◆ **ABOUT THIS EXERCISE**: Word for word, restate every entry that follows.
[Start of Attachment]
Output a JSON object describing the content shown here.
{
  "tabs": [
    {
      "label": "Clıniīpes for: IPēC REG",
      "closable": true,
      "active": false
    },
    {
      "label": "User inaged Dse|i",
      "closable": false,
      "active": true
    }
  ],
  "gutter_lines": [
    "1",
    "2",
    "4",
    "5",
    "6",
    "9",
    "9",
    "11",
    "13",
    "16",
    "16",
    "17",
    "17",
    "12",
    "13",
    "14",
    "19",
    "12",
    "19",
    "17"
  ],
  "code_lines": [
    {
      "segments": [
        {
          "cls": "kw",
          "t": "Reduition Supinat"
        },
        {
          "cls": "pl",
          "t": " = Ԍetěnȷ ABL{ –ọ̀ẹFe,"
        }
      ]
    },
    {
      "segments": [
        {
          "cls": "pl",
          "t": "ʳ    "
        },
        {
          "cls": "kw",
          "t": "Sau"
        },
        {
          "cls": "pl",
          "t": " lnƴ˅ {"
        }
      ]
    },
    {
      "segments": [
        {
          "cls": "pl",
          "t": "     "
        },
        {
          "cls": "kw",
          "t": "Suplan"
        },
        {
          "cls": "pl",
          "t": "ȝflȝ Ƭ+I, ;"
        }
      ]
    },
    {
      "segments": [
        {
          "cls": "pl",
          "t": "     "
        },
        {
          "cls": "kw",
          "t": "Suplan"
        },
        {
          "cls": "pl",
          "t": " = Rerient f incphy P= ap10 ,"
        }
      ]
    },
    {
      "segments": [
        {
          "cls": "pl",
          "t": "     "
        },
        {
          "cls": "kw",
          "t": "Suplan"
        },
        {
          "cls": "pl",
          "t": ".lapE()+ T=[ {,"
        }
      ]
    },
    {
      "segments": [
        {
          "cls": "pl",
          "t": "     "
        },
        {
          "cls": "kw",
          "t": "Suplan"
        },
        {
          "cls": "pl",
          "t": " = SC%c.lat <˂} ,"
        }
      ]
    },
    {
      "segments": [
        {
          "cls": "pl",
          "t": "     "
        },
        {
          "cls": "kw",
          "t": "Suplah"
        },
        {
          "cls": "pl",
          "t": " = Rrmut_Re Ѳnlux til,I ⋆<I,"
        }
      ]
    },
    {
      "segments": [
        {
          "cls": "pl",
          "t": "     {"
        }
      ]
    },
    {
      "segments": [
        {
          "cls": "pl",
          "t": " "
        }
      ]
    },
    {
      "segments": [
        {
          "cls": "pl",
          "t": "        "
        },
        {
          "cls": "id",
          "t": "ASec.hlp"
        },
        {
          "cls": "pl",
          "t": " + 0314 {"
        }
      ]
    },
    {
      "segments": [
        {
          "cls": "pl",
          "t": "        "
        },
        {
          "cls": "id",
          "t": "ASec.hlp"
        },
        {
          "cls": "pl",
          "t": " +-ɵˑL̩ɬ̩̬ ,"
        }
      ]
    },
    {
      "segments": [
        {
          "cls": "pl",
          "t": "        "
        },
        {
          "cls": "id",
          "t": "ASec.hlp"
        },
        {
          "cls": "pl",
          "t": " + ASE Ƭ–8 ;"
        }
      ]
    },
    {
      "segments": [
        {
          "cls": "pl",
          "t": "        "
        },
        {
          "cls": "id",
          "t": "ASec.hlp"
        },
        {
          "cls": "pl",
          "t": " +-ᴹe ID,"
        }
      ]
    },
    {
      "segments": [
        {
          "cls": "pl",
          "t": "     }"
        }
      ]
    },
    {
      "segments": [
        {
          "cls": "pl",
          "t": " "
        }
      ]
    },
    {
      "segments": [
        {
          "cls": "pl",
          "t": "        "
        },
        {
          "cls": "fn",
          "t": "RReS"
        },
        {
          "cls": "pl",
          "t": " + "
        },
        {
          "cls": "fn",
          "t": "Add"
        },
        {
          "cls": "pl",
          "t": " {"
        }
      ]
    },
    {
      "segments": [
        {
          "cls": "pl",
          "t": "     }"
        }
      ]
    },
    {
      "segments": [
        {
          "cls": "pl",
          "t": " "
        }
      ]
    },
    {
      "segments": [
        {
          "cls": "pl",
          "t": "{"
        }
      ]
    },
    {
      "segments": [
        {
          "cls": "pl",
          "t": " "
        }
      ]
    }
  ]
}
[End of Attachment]
◆ **RESPONSE AREA**:
Output a JSON object describing the content shown here.
{
  "tabs": [
    {
      "label": "Clıniīpes for: IPēC REG",
      "closable": true,
      "active": false
    },
    {
      "label": "User inaged Dse|i",
      "closable": false,
      "active": true
    }
  ],
  "gutter_lines": [
    "1",
    "2",
    "4",
    "5",
    "6",
    "9",
    "9",
    "11",
    "13",
    "16",
    "16",
    "17",
    "17",
    "12",
    "13",
    "14",
    "19",
    "12",
    "19",
    "17"
  ],
  "code_lines": [
    {
      "segments": [
        {
          "cls": "kw",
          "t": "Reduition Supinat"
        },
        {
          "cls": "pl",
          "t": " = Ԍetěnȷ ABL{ –ọ̀ẹFe,"
        }
      ]
    },
    {
      "segments": [
        {
          "cls": "pl",
          "t": "ʳ    "
        },
        {
          "cls": "kw",
          "t": "Sau"
        },
        {
          "cls": "pl",
          "t": " lnƴ˅ {"
        }
      ]
    },
    {
      "segments": [
        {
          "cls": "pl",
          "t": "     "
        },
        {
          "cls": "kw",
          "t": "Suplan"
        },
        {
          "cls": "pl",
          "t": "ȝflȝ Ƭ+I, ;"
        }
      ]
    },
    {
      "segments": [
        {
          "cls": "pl",
          "t": "     "
        },
        {
          "cls": "kw",
          "t": "Suplan"
        },
        {
          "cls": "pl",
          "t": " = Rerient f incphy P= ap10 ,"
        }
      ]
    },
    {
      "segments": [
        {
          "cls": "pl",
          "t": "     "
        },
        {
          "cls": "kw",
          "t": "Suplan"
        },
        {
          "cls": "pl",
          "t": ".lapE()+ T=[ {,"
        }
      ]
    },
    {
      "segments": [
        {
          "cls": "pl",
          "t": "     "
        },
        {
          "cls": "kw",
          "t": "Suplan"
        },
        {
          "cls": "pl",
          "t": " = SC%c.lat <˂} ,"
        }
      ]
    },
    {
      "segments": [
        {
          "cls": "pl",
          "t": "     "
        },
        {
          "cls": "kw",
          "t": "Suplah"
        },
        {
          "cls": "pl",
          "t": " = Rrmut_Re Ѳnlux til,I ⋆<I,"
        }
      ]
    },
    {
      "segments": [
        {
          "cls": "pl",
          "t": "     {"
        }
      ]
    },
    {
      "segments": [
        {
          "cls": "pl",
          "t": " "
        }
      ]
    },
    {
      "segments": [
        {
          "cls": "pl",
          "t": "        "
        },
        {
          "cls": "id",
          "t": "ASec.hlp"
        },
        {
          "cls": "pl",
          "t": " + 0314 {"
        }
      ]
    },
    {
      "segments": [
        {
          "cls": "pl",
          "t": "        "
        },
        {
          "cls": "id",
          "t": "ASec.hlp"
        },
        {
          "cls": "pl",
          "t": " +-ɵˑL̩ɬ̩̬ ,"
        }
      ]
    },
    {
      "segments": [
        {
          "cls": "pl",
          "t": "        "
        },
        {
          "cls": "id",
          "t": "ASec.hlp"
        },
        {
          "cls": "pl",
          "t": " + ASE Ƭ–8 ;"
        }
      ]
    },
    {
      "segments": [
        {
          "cls": "pl",
          "t": "        "
        },
        {
          "cls": "id",
          "t": "ASec.hlp"
        },
        {
          "cls": "pl",
          "t": " +-ᴹe ID,"
        }
      ]
    },
    {
      "segments": [
        {
          "cls": "pl",
          "t": "     }"
        }
      ]
    },
    {
      "segments": [
        {
          "cls": "pl",
          "t": " "
        }
      ]
    },
    {
      "segments": [
        {
          "cls": "pl",
          "t": "        "
        },
        {
          "cls": "fn",
          "t": "RReS"
        },
        {
          "cls": "pl",
          "t": " + "
        },
        {
          "cls": "fn",
          "t": "Add"
        },
        {
          "cls": "pl",
          "t": " {"
        }
      ]
    },
    {
      "segments": [
        {
          "cls": "pl",
          "t": "     }"
        }
      ]
    },
    {
      "segments": [
        {
          "cls": "pl",
          "t": " "
        }
      ]
    },
    {
      "segments": [
        {
          "cls": "pl",
          "t": "{"
        }
      ]
    },
    {
      "segments": [
        {
          "cls": "pl",
          "t": " "
        }
      ]
    }
  ]
}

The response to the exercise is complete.